Picture of David A. Wheeler David A. Wheeler
My professional interests focus on computer security (especially in developing secure software), Free/libre/open source software (FLOSS or OSS), improving software development practices, and open standards.
Education/TrainingAwards/Certificates
  • PhD in Information Technology, George Mason University (GMU), 2009 (granted 2010)
  • Certificate for Information System Security, GMU, 2000.
  • Design and Analysis of Distributed Protocols, Summer Session, Massachusetts Institute of Technology (MIT), 1994
  • MS in Computer Science, GMU, 1993 (granted 1994)
  • Certificate for Software Systems Engineering, GMU, 1993 (granted 1994)
  • Software Capability Evaluation (SCE) Training, Software Engineering Institute (SEI), 1993
  • BS in Electronics Engineering, GMU, 1987 (granted 1988); graduation with distinction

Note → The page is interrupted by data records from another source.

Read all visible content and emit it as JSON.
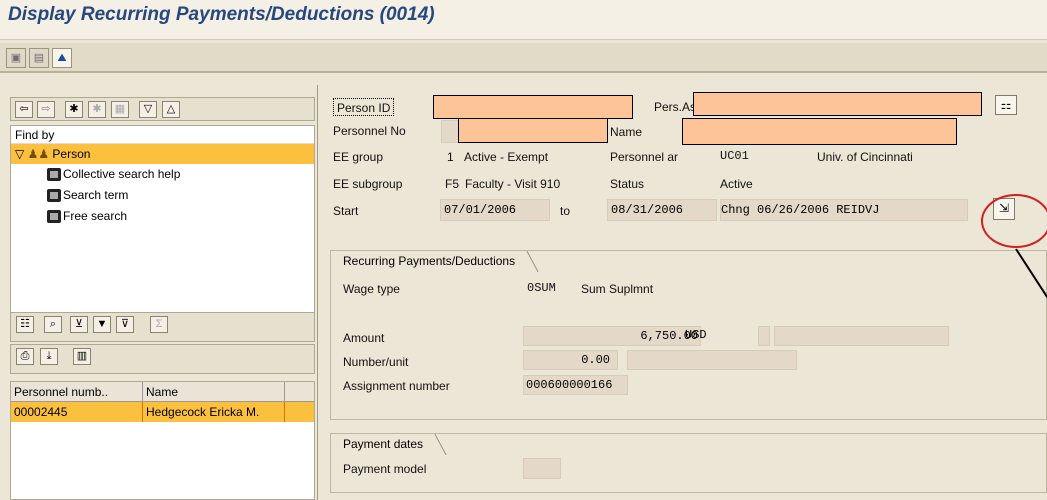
{
  "app": {
    "title": "Display Recurring Payments/Deductions (0014)"
  },
  "left": {
    "find_by_label": "Find by",
    "person_label": "Person",
    "tree_items": [
      "Collective search help",
      "Search term",
      "Free search"
    ],
    "table_headers": [
      "Personnel numb..",
      "Name"
    ],
    "table_rows": [
      {
        "number": "00002445",
        "name": "Hedgecock Ericka M."
      }
    ]
  },
  "header": {
    "person_id_label": "Person ID",
    "pers_ass_label": "Pers.Ass",
    "personnel_no_label": "Personnel No",
    "name_label": "Name",
    "ee_group_label": "EE group",
    "ee_group_code": "1",
    "ee_group_text": "Active - Exempt",
    "personnel_area_label": "Personnel ar",
    "personnel_area_code": "UC01",
    "personnel_area_text": "Univ. of Cincinnati",
    "ee_subgroup_label": "EE subgroup",
    "ee_subgroup_code": "F5",
    "ee_subgroup_text": "Faculty - Visit 910",
    "status_label": "Status",
    "status_value": "Active",
    "start_label": "Start",
    "start_value": "07/01/2006",
    "to_label": "to",
    "end_value": "08/31/2006",
    "change_text": "Chng 06/26/2006 REIDVJ"
  },
  "recurring": {
    "title": "Recurring Payments/Deductions",
    "wage_type_label": "Wage type",
    "wage_type_code": "0SUM",
    "wage_type_text": "Sum Suplmnt",
    "amount_label": "Amount",
    "amount_value": "6,750.00",
    "currency": "USD",
    "number_unit_label": "Number/unit",
    "number_unit_value": "0.00",
    "assignment_label": "Assignment number",
    "assignment_value": "000600000166"
  },
  "payment_dates": {
    "title": "Payment dates",
    "model_label": "Payment model"
  }
}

Published books

Public/Published articles
Most of my written work is not publicly available. However, if I can make it publicly available, I try to host it on my website, or at least include a reference to it from my website. Here are some of my publicly-available works, some professional, and some fun:

Interviews
The insatiably curious can see some interviews of me here: David A. Wheeler on the Current State of Application Security (Trusted Software Alliance); "A visit with the Doctor" on The Dave and Gunnar Show, 2014-05-20; "US government accelerating development and release of open source" with Mark Bohannon, Opensource.com, 2014-04-24; "5 Questions with David A. Wheeler" by Melanie Chernoff, Opensource.com, 2012-07-17; "Linux Security Interview with David A. Wheeler" (LinuxSecurity.com); "Under the Brim Interview with David A. Wheeler" ("Under the Brim" August 2002) (here's Red Hat's copy, though with a copy/paste error about "The Economist" and "The Nation" which I didn't say); "How useful are 'proprietary vs. open source' TCO studies?" by NewsForge (on proprietary vs. OSS/FS TCO studies); and "David A. Wheeler's interview" for FOSDEM 2002.

Mentions
I've been mentioned way too many times in various news articles and such to even try to give a complete listing. Here is a sampler.